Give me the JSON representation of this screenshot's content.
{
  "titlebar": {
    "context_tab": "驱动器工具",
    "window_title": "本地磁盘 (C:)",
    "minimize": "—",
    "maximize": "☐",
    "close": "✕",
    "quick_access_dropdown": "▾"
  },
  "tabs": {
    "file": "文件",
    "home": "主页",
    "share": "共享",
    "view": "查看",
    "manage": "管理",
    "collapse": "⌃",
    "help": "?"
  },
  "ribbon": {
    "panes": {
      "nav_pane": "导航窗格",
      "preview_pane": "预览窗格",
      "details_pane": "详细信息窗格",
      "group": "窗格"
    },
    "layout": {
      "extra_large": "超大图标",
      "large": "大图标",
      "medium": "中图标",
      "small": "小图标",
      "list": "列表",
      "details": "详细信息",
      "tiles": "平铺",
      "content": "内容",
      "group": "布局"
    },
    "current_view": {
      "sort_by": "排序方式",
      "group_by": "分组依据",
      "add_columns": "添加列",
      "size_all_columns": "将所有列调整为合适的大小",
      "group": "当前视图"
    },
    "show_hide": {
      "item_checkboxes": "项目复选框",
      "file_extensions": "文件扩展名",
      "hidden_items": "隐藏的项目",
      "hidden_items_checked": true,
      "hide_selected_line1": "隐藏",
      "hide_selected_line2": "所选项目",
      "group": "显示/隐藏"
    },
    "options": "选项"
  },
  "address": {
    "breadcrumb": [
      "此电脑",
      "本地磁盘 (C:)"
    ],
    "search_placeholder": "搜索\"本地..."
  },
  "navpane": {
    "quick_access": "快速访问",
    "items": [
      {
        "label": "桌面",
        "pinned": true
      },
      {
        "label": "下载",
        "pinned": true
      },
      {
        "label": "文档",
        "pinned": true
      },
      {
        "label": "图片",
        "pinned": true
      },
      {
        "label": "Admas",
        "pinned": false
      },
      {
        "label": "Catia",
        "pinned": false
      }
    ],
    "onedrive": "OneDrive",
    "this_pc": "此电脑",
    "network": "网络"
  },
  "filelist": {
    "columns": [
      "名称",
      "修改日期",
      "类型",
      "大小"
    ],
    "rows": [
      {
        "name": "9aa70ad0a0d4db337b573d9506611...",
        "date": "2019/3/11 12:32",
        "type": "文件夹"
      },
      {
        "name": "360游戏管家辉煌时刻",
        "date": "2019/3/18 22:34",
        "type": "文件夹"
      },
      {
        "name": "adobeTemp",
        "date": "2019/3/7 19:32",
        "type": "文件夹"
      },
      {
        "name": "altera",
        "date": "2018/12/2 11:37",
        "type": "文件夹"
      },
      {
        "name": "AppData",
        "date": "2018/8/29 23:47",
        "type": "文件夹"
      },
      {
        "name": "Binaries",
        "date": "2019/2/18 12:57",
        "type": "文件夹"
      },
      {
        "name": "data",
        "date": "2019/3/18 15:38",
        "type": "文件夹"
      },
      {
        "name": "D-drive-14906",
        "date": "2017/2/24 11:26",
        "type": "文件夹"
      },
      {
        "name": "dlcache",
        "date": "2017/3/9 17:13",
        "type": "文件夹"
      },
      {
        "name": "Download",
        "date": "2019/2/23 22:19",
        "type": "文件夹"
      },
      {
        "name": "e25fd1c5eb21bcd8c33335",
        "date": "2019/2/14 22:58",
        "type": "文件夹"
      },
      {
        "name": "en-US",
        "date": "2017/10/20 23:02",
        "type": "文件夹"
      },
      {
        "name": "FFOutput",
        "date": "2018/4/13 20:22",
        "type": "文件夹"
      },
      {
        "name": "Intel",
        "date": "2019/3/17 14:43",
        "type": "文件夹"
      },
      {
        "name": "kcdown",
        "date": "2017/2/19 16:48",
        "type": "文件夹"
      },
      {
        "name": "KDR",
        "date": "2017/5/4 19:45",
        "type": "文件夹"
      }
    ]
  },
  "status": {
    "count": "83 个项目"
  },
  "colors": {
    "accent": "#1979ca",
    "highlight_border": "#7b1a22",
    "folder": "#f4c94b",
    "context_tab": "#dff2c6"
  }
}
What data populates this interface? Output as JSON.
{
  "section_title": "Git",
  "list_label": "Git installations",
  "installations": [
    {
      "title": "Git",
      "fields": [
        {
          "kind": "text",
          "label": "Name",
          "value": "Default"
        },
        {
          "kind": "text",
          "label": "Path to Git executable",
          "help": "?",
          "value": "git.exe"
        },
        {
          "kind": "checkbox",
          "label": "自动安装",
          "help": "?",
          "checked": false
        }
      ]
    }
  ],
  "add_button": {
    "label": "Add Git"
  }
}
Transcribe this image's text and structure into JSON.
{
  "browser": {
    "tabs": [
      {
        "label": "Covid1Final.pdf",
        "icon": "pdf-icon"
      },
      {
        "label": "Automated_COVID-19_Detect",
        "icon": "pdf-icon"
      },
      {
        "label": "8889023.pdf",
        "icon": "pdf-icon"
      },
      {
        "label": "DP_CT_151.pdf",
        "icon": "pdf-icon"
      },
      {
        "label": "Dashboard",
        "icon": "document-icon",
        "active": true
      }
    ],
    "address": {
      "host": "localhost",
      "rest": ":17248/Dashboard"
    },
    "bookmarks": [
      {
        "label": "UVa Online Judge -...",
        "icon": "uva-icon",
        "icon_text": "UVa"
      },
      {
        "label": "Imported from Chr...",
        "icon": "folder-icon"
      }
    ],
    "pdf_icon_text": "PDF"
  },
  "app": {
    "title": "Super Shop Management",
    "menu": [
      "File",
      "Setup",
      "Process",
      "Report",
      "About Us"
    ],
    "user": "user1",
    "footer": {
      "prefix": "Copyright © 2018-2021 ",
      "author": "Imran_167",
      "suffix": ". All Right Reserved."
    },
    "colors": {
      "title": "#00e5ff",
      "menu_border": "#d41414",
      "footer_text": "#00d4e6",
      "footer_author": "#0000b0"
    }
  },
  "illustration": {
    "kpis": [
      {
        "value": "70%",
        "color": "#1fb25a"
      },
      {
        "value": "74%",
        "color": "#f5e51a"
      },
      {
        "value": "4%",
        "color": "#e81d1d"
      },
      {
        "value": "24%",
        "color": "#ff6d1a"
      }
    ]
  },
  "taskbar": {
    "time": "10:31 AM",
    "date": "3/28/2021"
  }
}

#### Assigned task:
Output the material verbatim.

#### Solution for this exercise:
Give me the JSON representation of this screenshot's content.
{
  "titlebar": {
    "context_tab": "驱动器工具",
    "window_title": "本地磁盘 (C:)",
    "minimize": "—",
    "maximize": "☐",
    "close": "✕",
    "quick_access_dropdown": "▾"
  },
  "tabs": {
    "file": "文件",
    "home": "主页",
    "share": "共享",
    "view": "查看",
    "manage": "管理",
    "collapse": "⌃",
    "help": "?"
  },
  "ribbon": {
    "panes": {
      "nav_pane": "导航窗格",
      "preview_pane": "预览窗格",
      "details_pane": "详细信息窗格",
      "group": "窗格"
    },
    "layout": {
      "extra_large": "超大图标",
      "large": "大图标",
      "medium": "中图标",
      "small": "小图标",
      "list": "列表",
      "details": "详细信息",
      "tiles": "平铺",
      "content": "内容",
      "group": "布局"
    },
    "current_view": {
      "sort_by": "排序方式",
      "group_by": "分组依据",
      "add_columns": "添加列",
      "size_all_columns": "将所有列调整为合适的大小",
      "group": "当前视图"
    },
    "show_hide": {
      "item_checkboxes": "项目复选框",
      "file_extensions": "文件扩展名",
      "hidden_items": "隐藏的项目",
      "hidden_items_checked": true,
      "hide_selected_line1": "隐藏",
      "hide_selected_line2": "所选项目",
      "group": "显示/隐藏"
    },
    "options": "选项"
  },
  "address": {
    "breadcrumb": [
      "此电脑",
      "本地磁盘 (C:)"
    ],
    "search_placeholder": "搜索\"本地..."
  },
  "navpane": {
    "quick_access": "快速访问",
    "items": [
      {
        "label": "桌面",
        "pinned": true
      },
      {
        "label": "下载",
        "pinned": true
      },
      {
        "label": "文档",
        "pinned": true
      },
      {
        "label": "图片",
        "pinned": true
      },
      {
        "label": "Admas",
        "pinned": false
      },
      {
        "label": "Catia",
        "pinned": false
      }
    ],
    "onedrive": "OneDrive",
    "this_pc": "此电脑",
    "network": "网络"
  },
  "filelist": {
    "columns": [
      "名称",
      "修改日期",
      "类型",
      "大小"
    ],
    "rows": [
      {
        "name": "9aa70ad0a0d4db337b573d9506611...",
        "date": "2019/3/11 12:32",
        "type": "文件夹"
      },
      {
        "name": "360游戏管家辉煌时刻",
        "date": "2019/3/18 22:34",
        "type": "文件夹"
      },
      {
        "name": "adobeTemp",
        "date": "2019/3/7 19:32",
        "type": "文件夹"
      },
      {
        "name": "altera",
        "date": "2018/12/2 11:37",
        "type": "文件夹"
      },
      {
        "name": "AppData",
        "date": "2018/8/29 23:47",
        "type": "文件夹"
      },
      {
        "name": "Binaries",
        "date": "2019/2/18 12:57",
        "type": "文件夹"
      },
      {
        "name": "data",
        "date": "2019/3/18 15:38",
        "type": "文件夹"
      },
      {
        "name": "D-drive-14906",
        "date": "2017/2/24 11:26",
        "type": "文件夹"
      },
      {
        "name": "dlcache",
        "date": "2017/3/9 17:13",
        "type": "文件夹"
      },
      {
        "name": "Download",
        "date": "2019/2/23 22:19",
        "type": "文件夹"
      },
      {
        "name": "e25fd1c5eb21bcd8c33335",
        "date": "2019/2/14 22:58",
        "type": "文件夹"
      },
      {
        "name": "en-US",
        "date": "2017/10/20 23:02",
        "type": "文件夹"
      },
      {
        "name": "FFOutput",
        "date": "2018/4/13 20:22",
        "type": "文件夹"
      },
      {
        "name": "Intel",
        "date": "2019/3/17 14:43",
        "type": "文件夹"
      },
      {
        "name": "kcdown",
        "date": "2017/2/19 16:48",
        "type": "文件夹"
      },
      {
        "name": "KDR",
        "date": "2017/5/4 19:45",
        "type": "文件夹"
      }
    ]
  },
  "status": {
    "count": "83 个项目"
  },
  "colors": {
    "accent": "#1979ca",
    "highlight_border": "#7b1a22",
    "folder": "#f4c94b",
    "context_tab": "#dff2c6"
  }
}
What data populates this interface? Output as JSON.
{
  "section_title": "Git",
  "list_label": "Git installations",
  "installations": [
    {
      "title": "Git",
      "fields": [
        {
          "kind": "text",
          "label": "Name",
          "value": "Default"
        },
        {
          "kind": "text",
          "label": "Path to Git executable",
          "help": "?",
          "value": "git.exe"
        },
        {
          "kind": "checkbox",
          "label": "自动安装",
          "help": "?",
          "checked": false
        }
      ]
    }
  ],
  "add_button": {
    "label": "Add Git"
  }
}
Transcribe this image's text and structure into JSON.
{
  "browser": {
    "tabs": [
      {
        "label": "Covid1Final.pdf",
        "icon": "pdf-icon"
      },
      {
        "label": "Automated_COVID-19_Detect",
        "icon": "pdf-icon"
      },
      {
        "label": "8889023.pdf",
        "icon": "pdf-icon"
      },
      {
        "label": "DP_CT_151.pdf",
        "icon": "pdf-icon"
      },
      {
        "label": "Dashboard",
        "icon": "document-icon",
        "active": true
      }
    ],
    "address": {
      "host": "localhost",
      "rest": ":17248/Dashboard"
    },
    "bookmarks": [
      {
        "label": "UVa Online Judge -...",
        "icon": "uva-icon",
        "icon_text": "UVa"
      },
      {
        "label": "Imported from Chr...",
        "icon": "folder-icon"
      }
    ],
    "pdf_icon_text": "PDF"
  },
  "app": {
    "title": "Super Shop Management",
    "menu": [
      "File",
      "Setup",
      "Process",
      "Report",
      "About Us"
    ],
    "user": "user1",
    "footer": {
      "prefix": "Copyright © 2018-2021 ",
      "author": "Imran_167",
      "suffix": ". All Right Reserved."
    },
    "colors": {
      "title": "#00e5ff",
      "menu_border": "#d41414",
      "footer_text": "#00d4e6",
      "footer_author": "#0000b0"
    }
  },
  "illustration": {
    "kpis": [
      {
        "value": "70%",
        "color": "#1fb25a"
      },
      {
        "value": "74%",
        "color": "#f5e51a"
      },
      {
        "value": "4%",
        "color": "#e81d1d"
      },
      {
        "value": "24%",
        "color": "#ff6d1a"
      }
    ]
  },
  "taskbar": {
    "time": "10:31 AM",
    "date": "3/28/2021"
  }
}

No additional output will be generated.